Written by Todd Haynes
Directed by Todd Haynes
No matter how much we seem to have as a society here in America, we never seem to be truly happy. Indeed, there are people who it seems will never be happy under any circumstances. I try to go by the mantra that if the worst thing that happens is that my name is spelled wrong, life is pretty damn good. However, there are plenty out there who will castigate people for the slightest infraction into their “perfect” world and make a huge issue out of something that truly isn’t.
Julianne Moore stars in Safe as Carol White. Carol is a well-to-do suburban stay-at-home mother and wife who stresses over life’s little anxieties. The wrong couch is delivered and it’s a major disaster to her. She spends most of her day at the gym or reading and being waited on by her staff.
Something seems to be happening to Carol. At first, it seems physical, but as time wears on it’s somewhat ambivalent. She is going through the motions in life. Sex with her husband is unfulfilling; her life is unfulfilling. Is it something physical? Or is it the mental wearing down of life with little meaning or purpose?
Through the media, Carol diagnoses herself as having an environmental illness and is off to a new-age healing center in New Mexico, far from the dirt, smog, pollution, and other perceived contaminants in her life. However, her life doesn’t seem to get better the more removed she becomes from her world.
Writer and Director Todd Haynes seems to have taken a position here that these illnesses seen on the talk shows are nothing more that the psychosomatic manifestations of our dissatisfaction with our lives. While that may be true, I am troubled by the fact that could lead to people dismissing a physical illness by telling people they are crazy and to “get over it”.
That aside, Safe is a great film. Indeed, Carol is not “safe” in her world which seems to be attacking her. She has everything we seem to strive for in this country and should be happy, yet she continues to pick at anything that isn’t perfect in her life the way kids often pick at a scab until it is much worse than what it originally was. At the same time, the existence she has achieved is meaningless to her. She has a husband and child to care for, yet gets no fulfillment from either.
Even as she is commending herself during a group session near the end for how far she’s come, Carol’s words seem hollow. She hasn’t come all that far and is, is anything, still deteriorating. This is because what is inside her that is killing her hasn’t been dealt with. Instead, it has been swept under the rug as she moves into a sterile igloo and exists on oxygen, afraid to even breathe the air around her.

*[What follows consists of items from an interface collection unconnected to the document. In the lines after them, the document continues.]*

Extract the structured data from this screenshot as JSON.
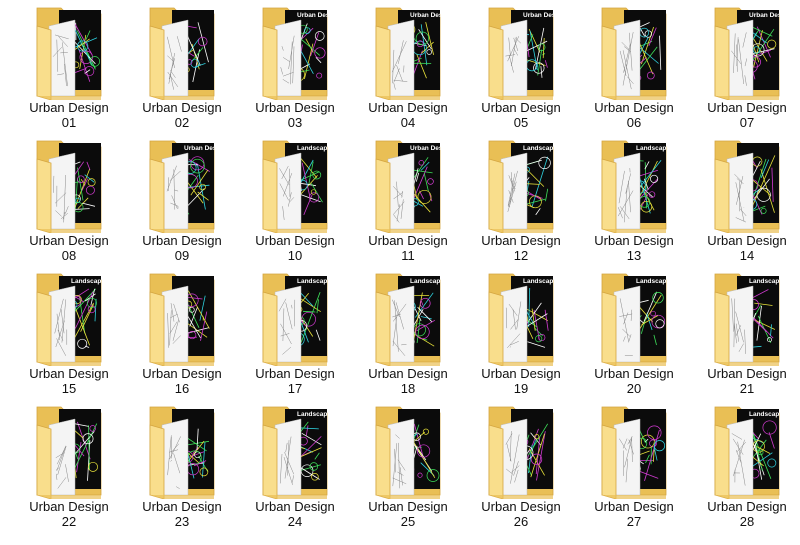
{
  "folder_icon": "folder-with-cad-thumbnails-icon",
  "colors": {
    "folder_back": "#e9bf55",
    "folder_front": "#f9de8c",
    "folder_edge": "#d4a540",
    "sheet_dark": "#0b0b0b",
    "sheet_light": "#f4f4f4",
    "cad_green": "#3ee05a",
    "cad_magenta": "#d23bd2",
    "cad_yellow": "#e8e23a"
  },
  "folders": [
    {
      "name": "Urban Design",
      "number": "01",
      "caption": ""
    },
    {
      "name": "Urban Design",
      "number": "02",
      "caption": ""
    },
    {
      "name": "Urban Design",
      "number": "03",
      "caption": "Urban Design Drawing"
    },
    {
      "name": "Urban Design",
      "number": "04",
      "caption": "Urban Design Drawing"
    },
    {
      "name": "Urban Design",
      "number": "05",
      "caption": "Urban Design Drawing"
    },
    {
      "name": "Urban Design",
      "number": "06",
      "caption": ""
    },
    {
      "name": "Urban Design",
      "number": "07",
      "caption": "Urban Design Drawing"
    },
    {
      "name": "Urban Design",
      "number": "08",
      "caption": ""
    },
    {
      "name": "Urban Design",
      "number": "09",
      "caption": "Urban Design Drawing"
    },
    {
      "name": "Urban Design",
      "number": "10",
      "caption": "Landscape Plan"
    },
    {
      "name": "Urban Design",
      "number": "11",
      "caption": "Urban Design Drawing"
    },
    {
      "name": "Urban Design",
      "number": "12",
      "caption": "Landscape Plan"
    },
    {
      "name": "Urban Design",
      "number": "13",
      "caption": "Landscape Plan"
    },
    {
      "name": "Urban Design",
      "number": "14",
      "caption": ""
    },
    {
      "name": "Urban Design",
      "number": "15",
      "caption": "Landscape Plan"
    },
    {
      "name": "Urban Design",
      "number": "16",
      "caption": ""
    },
    {
      "name": "Urban Design",
      "number": "17",
      "caption": "Landscape Plan"
    },
    {
      "name": "Urban Design",
      "number": "18",
      "caption": "Landscape Plan"
    },
    {
      "name": "Urban Design",
      "number": "19",
      "caption": "Landscape Plan"
    },
    {
      "name": "Urban Design",
      "number": "20",
      "caption": "Landscape Plan"
    },
    {
      "name": "Urban Design",
      "number": "21",
      "caption": "Landscape Plan"
    },
    {
      "name": "Urban Design",
      "number": "22",
      "caption": ""
    },
    {
      "name": "Urban Design",
      "number": "23",
      "caption": ""
    },
    {
      "name": "Urban Design",
      "number": "24",
      "caption": "Landscape Plan"
    },
    {
      "name": "Urban Design",
      "number": "25",
      "caption": ""
    },
    {
      "name": "Urban Design",
      "number": "26",
      "caption": ""
    },
    {
      "name": "Urban Design",
      "number": "27",
      "caption": ""
    },
    {
      "name": "Urban Design",
      "number": "28",
      "caption": "Landscape Plan"
    }
  ]
}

Julianne Moore is brilliant as Carol. She’s vapid and self-centered, but not overly so. I could look at her and roll my eyes, thinking “Oh God” at some of her reactions. She doesn’t seem to be a sympathetic character, yet the physical manifestations of her illness, psychosomatic or real, are enough to horrify the viewer. For if it is real, it means it could strike any of us at any time. Moore’s thin-rail frame exudes a delicateness that many other actresses could not display, while at the same time it adds to the feeling that she is deteriorating in her corner of the world, either because of it or in spite of it.
Xander Berkeley is her husband Greg. He seems lost throughout the film; sort of a deer-in-the-headlights look most of the time without a clue as to what is going on or what to do. He wants to be supportive of his wife, yet she is dismissive of him. Berkeley does a great job in this area, giving the character sympathy as he just doesn’t know how to cope with the situation but is still putting one foot in front of the other and going forward.

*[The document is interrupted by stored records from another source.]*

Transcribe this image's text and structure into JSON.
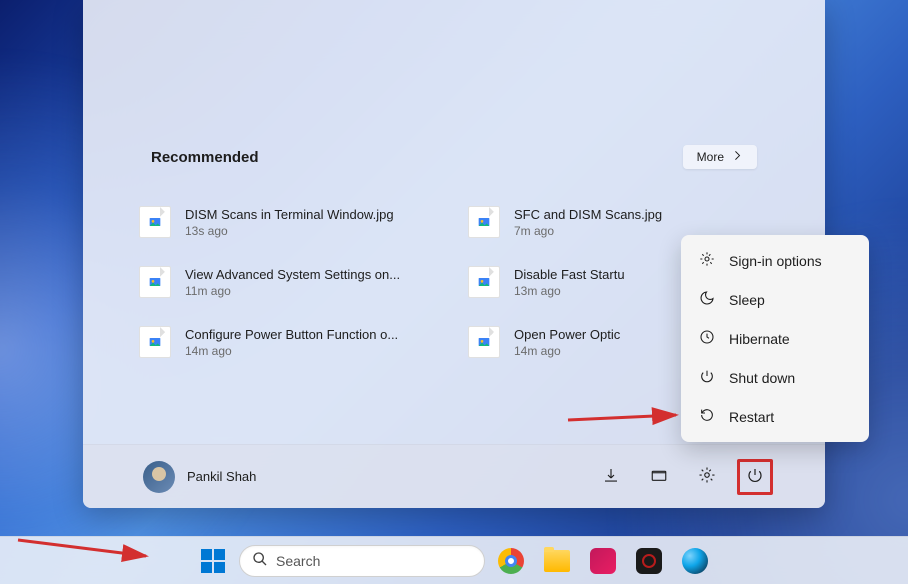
{
  "recommended": {
    "title": "Recommended",
    "more_label": "More",
    "items": [
      {
        "name": "DISM Scans in Terminal Window.jpg",
        "time": "13s ago"
      },
      {
        "name": "SFC and DISM Scans.jpg",
        "time": "7m ago"
      },
      {
        "name": "View Advanced System Settings on...",
        "time": "11m ago"
      },
      {
        "name": "Disable Fast Startu",
        "time": "13m ago"
      },
      {
        "name": "Configure Power Button Function o...",
        "time": "14m ago"
      },
      {
        "name": "Open Power Optic",
        "time": "14m ago"
      }
    ]
  },
  "user": {
    "name": "Pankil Shah"
  },
  "power_menu": [
    {
      "label": "Sign-in options",
      "icon": "gear"
    },
    {
      "label": "Sleep",
      "icon": "moon"
    },
    {
      "label": "Hibernate",
      "icon": "clock"
    },
    {
      "label": "Shut down",
      "icon": "power"
    },
    {
      "label": "Restart",
      "icon": "restart"
    }
  ],
  "search": {
    "placeholder": "Search"
  }
}
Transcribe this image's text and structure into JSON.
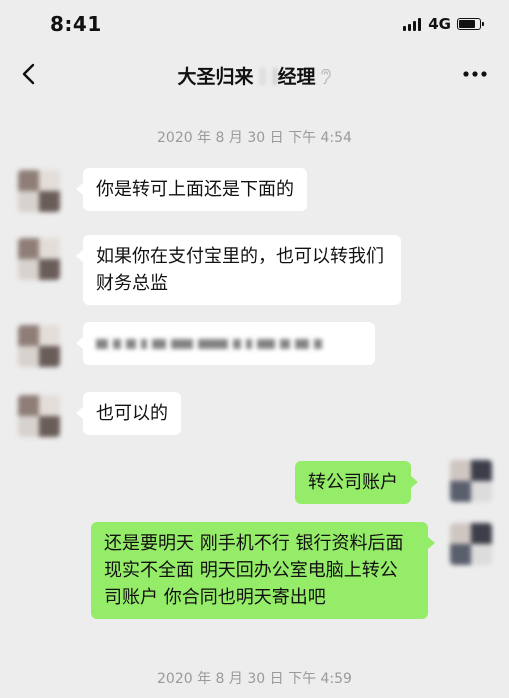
{
  "status_bar": {
    "time": "8:41",
    "network": "4G",
    "signal_icon": "signal-bars-icon",
    "battery_icon": "battery-icon",
    "battery_level": 0.8
  },
  "nav": {
    "title_prefix": "大圣归来",
    "title_suffix": "经理",
    "back_icon": "chevron-left-icon",
    "more_icon": "more-dots-icon",
    "ear_icon": "ear-icon"
  },
  "timestamps": [
    "2020 年 8 月 30 日  下午 4:54",
    "2020 年 8 月 30 日  下午 4:59"
  ],
  "messages": [
    {
      "side": "left",
      "text": "你是转可上面还是下面的"
    },
    {
      "side": "left",
      "text": "如果你在支付宝里的，也可以转我们财务总监"
    },
    {
      "side": "left",
      "text": "",
      "redacted": true
    },
    {
      "side": "left",
      "text": "也可以的"
    },
    {
      "side": "right",
      "text": "转公司账户"
    },
    {
      "side": "right",
      "text": "还是要明天 刚手机不行 银行资料后面现实不全面 明天回办公室电脑上转公司账户 你合同也明天寄出吧"
    }
  ],
  "colors": {
    "background": "#ededed",
    "bubble_right": "#95ec69",
    "bubble_left": "#ffffff",
    "timestamp": "#9a9a9a"
  }
}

Haynes has masterfully directed Safe, though. The imagery is splendid, with the coloring and lighting setting the perfect moods in the world, from Carol and Greg’s home to the sterile environment she retreats to. One scene that struck me was when she is eating with a friend out on the deck of a restaurant with traffic going by while they talk of the healthy new diets they are on. The contrast as to what is taking place in the world is striking (sort of like a ban on smoking in NYC restaurants while people sit outside where traffic idles next to them) but it’s not conveyed with a heavy hand. The movie did seem to plod a bit to me, but the story is told in such a way that you will want to stick it through to the end, although even that left questions unanswered.
Safe is going to make the viewer think. I don’t necessarily think that all environmental illnesses are the product of one’s mind, but the scenario Haynes has set up is quite believable in today’s world. It should also raise concerns for many parents who are raising a generation that thinks it’s a terrible hardship not to have a cell phone by the time they are twelve. Are we raising a generation of Carol Whites?
” Commentary with Todd Haynes, Julianne Moore, and Christine Vachon
” Bonus Trailers
Categories: Movie Reviews